Michael began his work with Umoja because Umoja practices align with what he deeply believes about teaching: that we learn through community and connection. Because he recognizes that the dominant mode of education is oppressive, he wants his classroom to be a space where people can heal and learn to love their innate intelligence.
Michael loves percussion and percussion-based music from around the world and from Western Asia, India, and the countries of Africa in particular. As a child, he learned traditional African rhythms and spent many years in a rock band that toured the country and released several albums before turning his focus to West Asian percussion. After that, he fell in love with Northern Indian tabla drumming and studied intensely for several years. Now—with two kids and a full-time job—he has a hard time finding time to practice, but percussion is still a part of who he is. In what remains of his spare time, Michael reads about the history of social movements, the economics of social change, and the role racism plays in shaping deep social problems.

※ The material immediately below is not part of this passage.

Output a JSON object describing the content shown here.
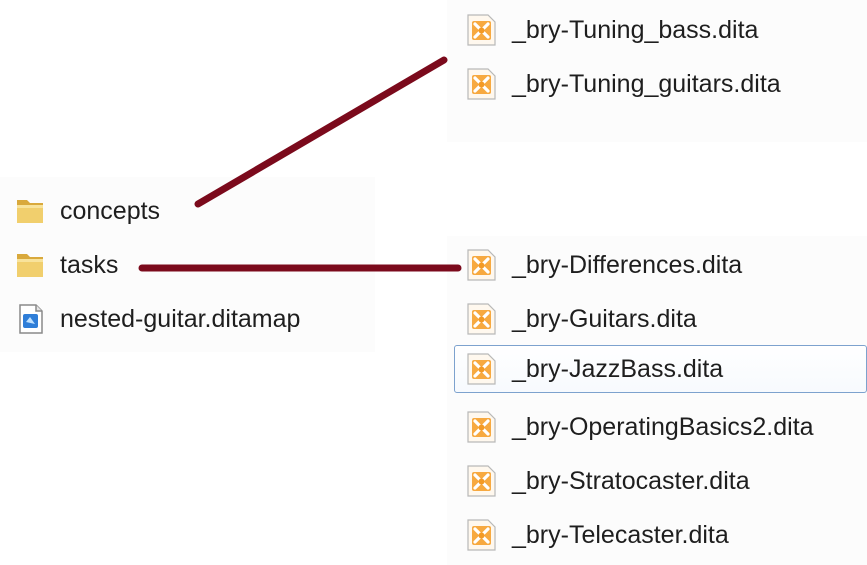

Elizabeth Terzakis (Professor and Umoja Program Faculty)Humanities and Social Sciences - English
ELIZABETH TERZAKIS grew up in Spring Valley, New York, and graduated from Spring Valley Senior High School. After spending a year at College of William and Mary in Williamsburg, Virginia, she transferred to Wesleyan University in Middletown, Connecticut, where she majored in English and Creative Writing. With a bachelor’s degree, but very little idea of what to do with it, she moved to the Bay Area and worked as a bartender, an office assistant, and a house cleaner before returning to the east coast to earn a Master’s in English Literature from Brown University and a Master’s in Creative Writing from Hollins College.
Elizabeth eventually made her way back to the Bay Area and worked in legal publishing before getting a certificate in teaching post-secondary reading from San Francisco State. She was hired at Cañada College as an adjunct in 2003 and became a full-time member of the English Department in 2004, teaching composition, critical thinking, literature, and creative writing.

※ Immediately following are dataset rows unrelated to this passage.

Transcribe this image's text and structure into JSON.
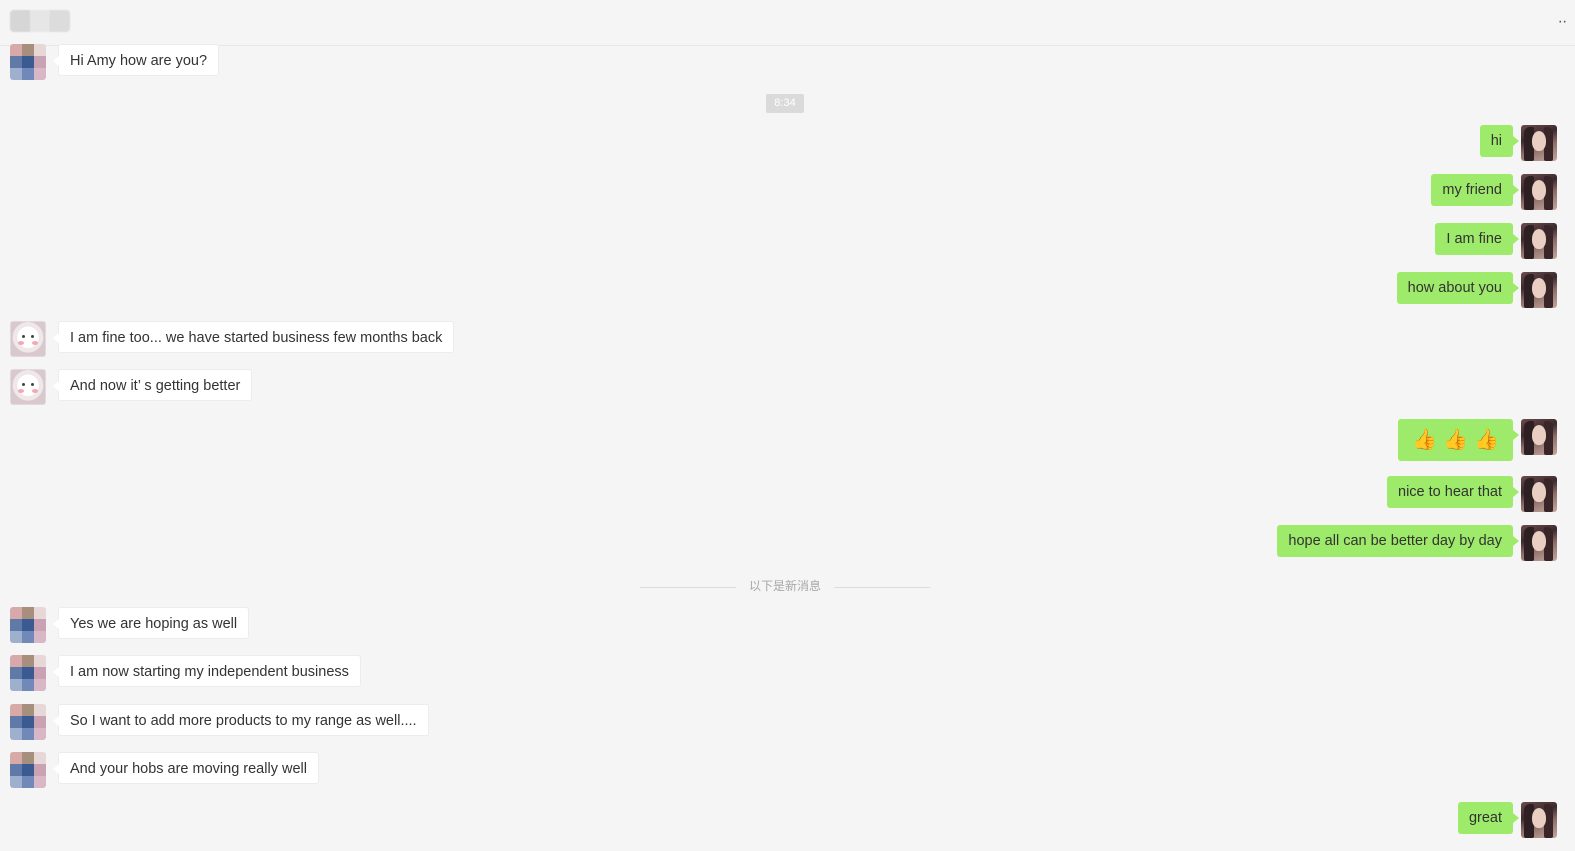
{
  "header": {
    "more_icon": "more-dots-icon",
    "more_glyph": "··"
  },
  "messages": [
    {
      "side": "left",
      "avatar": "pixelated",
      "text": "Hi Amy how are you?"
    },
    {
      "side": "right",
      "avatar": "photo",
      "text": "hi"
    },
    {
      "side": "right",
      "avatar": "photo",
      "text": "my friend"
    },
    {
      "side": "right",
      "avatar": "photo",
      "text": "I am fine"
    },
    {
      "side": "right",
      "avatar": "photo",
      "text": "how about you"
    },
    {
      "side": "left",
      "avatar": "cartoon",
      "text": "I am fine too... we have started business few months back"
    },
    {
      "side": "left",
      "avatar": "cartoon",
      "text": "And now it’ s getting better"
    },
    {
      "side": "right",
      "avatar": "photo",
      "text": "👍👍👍"
    },
    {
      "side": "right",
      "avatar": "photo",
      "text": "nice to hear that"
    },
    {
      "side": "right",
      "avatar": "photo",
      "text": "hope all can be better day by day"
    },
    {
      "side": "left",
      "avatar": "pixelated",
      "text": "Yes we are hoping as well"
    },
    {
      "side": "left",
      "avatar": "pixelated",
      "text": "I am now starting my independent business"
    },
    {
      "side": "left",
      "avatar": "pixelated",
      "text": "So I want to add more products to my range as well...."
    },
    {
      "side": "left",
      "avatar": "pixelated",
      "text": "And your hobs are moving really well"
    },
    {
      "side": "right",
      "avatar": "photo",
      "text": "great"
    }
  ],
  "timestamp": "8:34",
  "new_messages_divider": "以下是新消息",
  "colors": {
    "background": "#f5f5f5",
    "sent_bubble": "#9eea6a",
    "received_bubble": "#ffffff",
    "timestamp_bg": "#dadada"
  }
}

An active anti-racist, Elizabeth has been involved in struggles against police terror, capital punishment, and mass incarceration. Under the auspices of the Campaign to End the Death Penalty, she worked to publicize the cases of people imprisoned on death row, stop executions, and attain justice for the falsely accused. She believes that no one should be judged for their worst action and that all people have the capacity to change. “To me, building an Umoja chapter at Cañada offers an opportunity to bring together two of my greatest passions: the fight for racial justice and teaching writing and critical thinking.”
Elizabeth is also co-author of Tigerbelle: The Wyomia Tyus Story, published in 2018, and contributed a chapter on the writings of Paulo Freire to Education and Capitalism. Her fiction has been published in the New England Review, Transfer, Roslyn, Minerva Rising, Solstice, Birdland Journal, and Calyx, and her nonfiction prose includes articles on human nature, capital punishment, academic freedom, eco-socialism, and the global AIDS crisis.
In Elizabeth’s free time, she enjoys rock climbing, baking pies, and spending time with friends while enjoying nature.
Mahitha Rao (Retention Specialist)Student Services - Vice President, Student Services
Kassie Alexander (Promise Counselor)Student Services - Counseling